* **Problem details**:
Copy all the records word for word, apart from any pictures.
(Records supplied)
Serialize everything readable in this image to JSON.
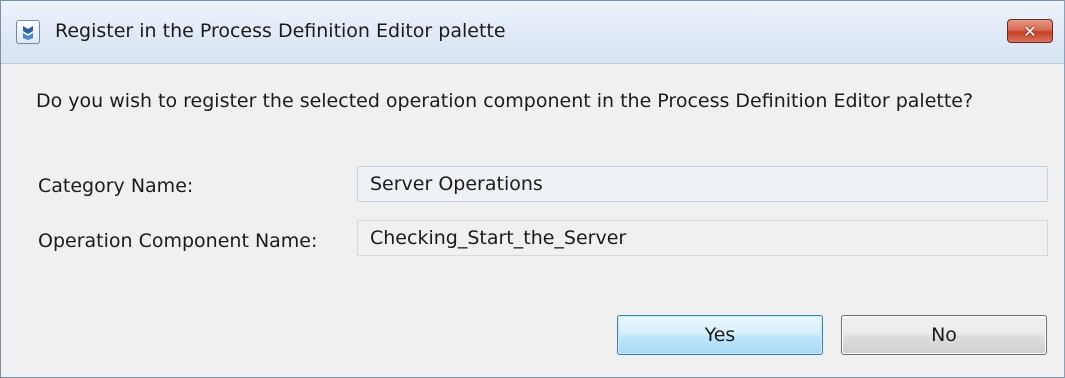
{
  "window": {
    "title": "Register in the Process Definition Editor palette",
    "close_glyph": "✕"
  },
  "dialog": {
    "question": "Do you wish to register the selected operation component in the Process Definition Editor palette?",
    "category_label": "Category Name:",
    "category_value": "Server Operations",
    "operation_label": "Operation Component Name:",
    "operation_value": "Checking_Start_the_Server"
  },
  "buttons": {
    "yes_label": "Yes",
    "no_label": "No"
  },
  "icons": {
    "app": "app-icon",
    "close": "close-icon"
  },
  "colors": {
    "yes_border": "#3c7fb1",
    "close_red": "#c7412a"
  }
}
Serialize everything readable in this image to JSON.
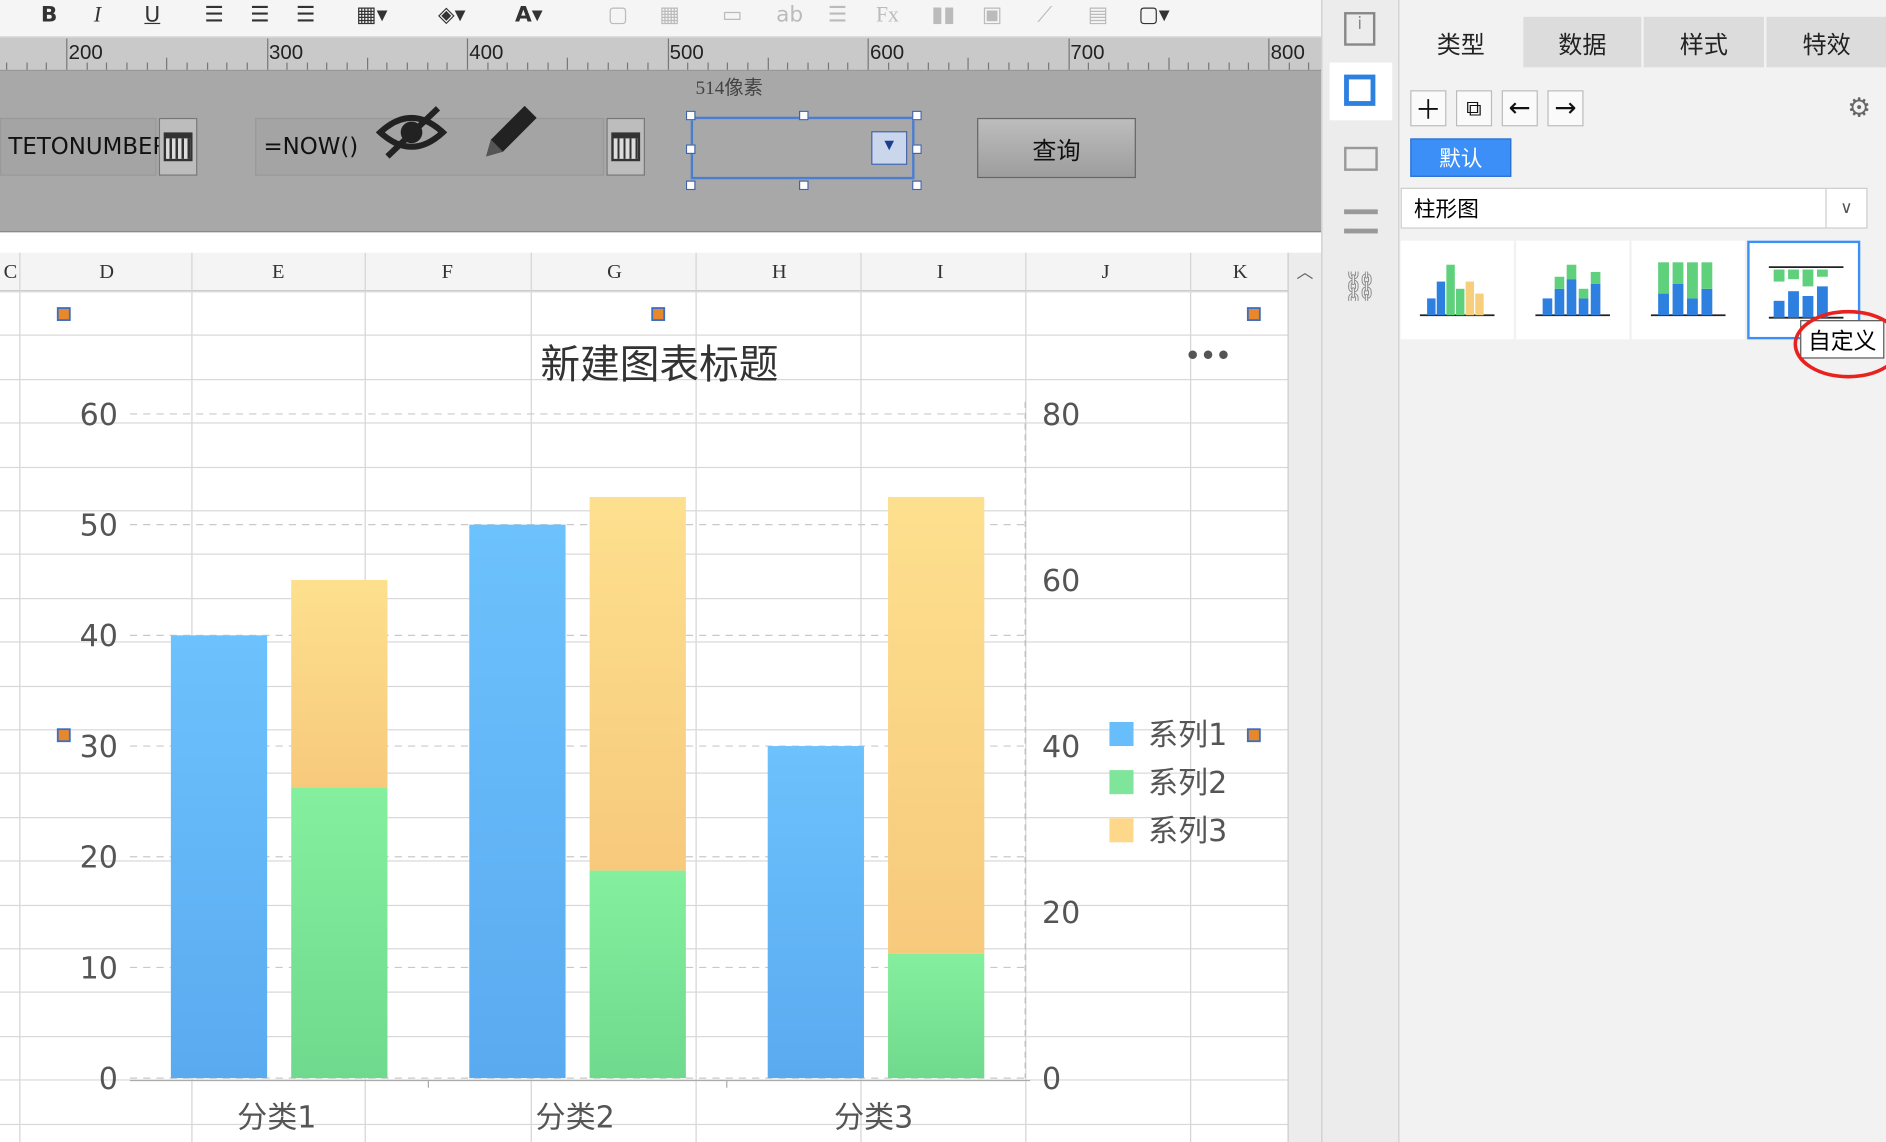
{
  "ruler": {
    "labels": [
      "200",
      "300",
      "400",
      "500",
      "600",
      "700",
      "800"
    ],
    "px_note": "514像素"
  },
  "params": {
    "field1": "TETONUMBER",
    "field2": "=NOW()",
    "query_label": "查询"
  },
  "sheet": {
    "columns": [
      "C",
      "D",
      "E",
      "F",
      "G",
      "H",
      "I",
      "J",
      "K"
    ]
  },
  "chart_data": {
    "type": "bar",
    "title": "新建图表标题",
    "categories": [
      "分类1",
      "分类2",
      "分类3"
    ],
    "series": [
      {
        "name": "系列1",
        "axis": "left",
        "stack": "a",
        "values": [
          40,
          50,
          30
        ]
      },
      {
        "name": "系列2",
        "axis": "right",
        "stack": "b",
        "values": [
          35,
          25,
          15
        ]
      },
      {
        "name": "系列3",
        "axis": "right",
        "stack": "b",
        "values": [
          25,
          45,
          55
        ]
      }
    ],
    "ylim_left": [
      0,
      60
    ],
    "yticks_left": [
      "0",
      "10",
      "20",
      "30",
      "40",
      "50",
      "60"
    ],
    "ylim_right": [
      0,
      80
    ],
    "yticks_right": [
      "0",
      "20",
      "40",
      "60",
      "80"
    ],
    "colors": [
      "#68bdfb",
      "#7fe59b",
      "#fdd88a"
    ],
    "legend": "right",
    "more_icon": "ellipsis-icon"
  },
  "panel": {
    "tabs": [
      "类型",
      "数据",
      "样式",
      "特效"
    ],
    "default_tag": "默认",
    "chart_type": "柱形图",
    "tooltip": "自定义"
  }
}
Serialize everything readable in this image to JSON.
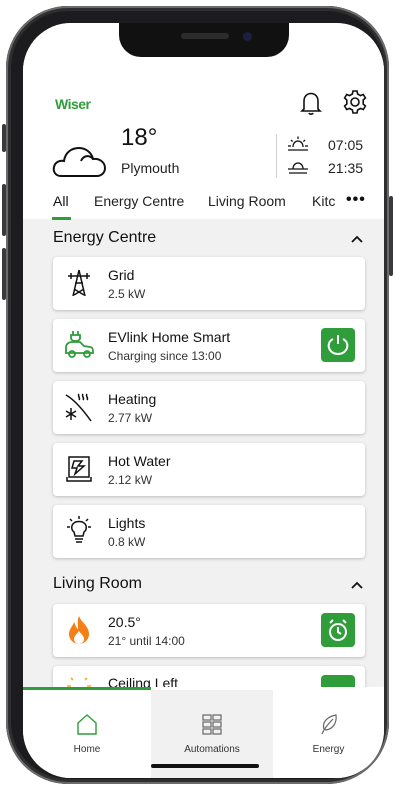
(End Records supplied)
* **Response area**:
Serialize everything readable in this image to JSON.
{
  "window": {
    "title": "Register in the Process Definition Editor palette",
    "close_glyph": "✕"
  },
  "dialog": {
    "question": "Do you wish to register the selected operation component in the Process Definition Editor palette?",
    "category_label": "Category Name:",
    "category_value": "Server Operations",
    "operation_label": "Operation Component Name:",
    "operation_value": "Checking_Start_the_Server"
  },
  "buttons": {
    "yes_label": "Yes",
    "no_label": "No"
  },
  "icons": {
    "app": "app-icon",
    "close": "close-icon"
  },
  "colors": {
    "yes_border": "#3c7fb1",
    "close_red": "#c7412a"
  }
}
Serialize everything readable in this image to JSON.
{
  "ruler": {
    "labels": [
      "200",
      "300",
      "400",
      "500",
      "600",
      "700",
      "800"
    ],
    "px_note": "514像素"
  },
  "params": {
    "field1": "TETONUMBER",
    "field2": "=NOW()",
    "query_label": "查询"
  },
  "sheet": {
    "columns": [
      "C",
      "D",
      "E",
      "F",
      "G",
      "H",
      "I",
      "J",
      "K"
    ]
  },
  "chart_data": {
    "type": "bar",
    "title": "新建图表标题",
    "categories": [
      "分类1",
      "分类2",
      "分类3"
    ],
    "series": [
      {
        "name": "系列1",
        "axis": "left",
        "stack": "a",
        "values": [
          40,
          50,
          30
        ]
      },
      {
        "name": "系列2",
        "axis": "right",
        "stack": "b",
        "values": [
          35,
          25,
          15
        ]
      },
      {
        "name": "系列3",
        "axis": "right",
        "stack": "b",
        "values": [
          25,
          45,
          55
        ]
      }
    ],
    "ylim_left": [
      0,
      60
    ],
    "yticks_left": [
      "0",
      "10",
      "20",
      "30",
      "40",
      "50",
      "60"
    ],
    "ylim_right": [
      0,
      80
    ],
    "yticks_right": [
      "0",
      "20",
      "40",
      "60",
      "80"
    ],
    "colors": [
      "#68bdfb",
      "#7fe59b",
      "#fdd88a"
    ],
    "legend": "right",
    "more_icon": "ellipsis-icon"
  },
  "panel": {
    "tabs": [
      "类型",
      "数据",
      "样式",
      "特效"
    ],
    "default_tag": "默认",
    "chart_type": "柱形图",
    "tooltip": "自定义"
  }
}
Serialize everything readable in this image to JSON.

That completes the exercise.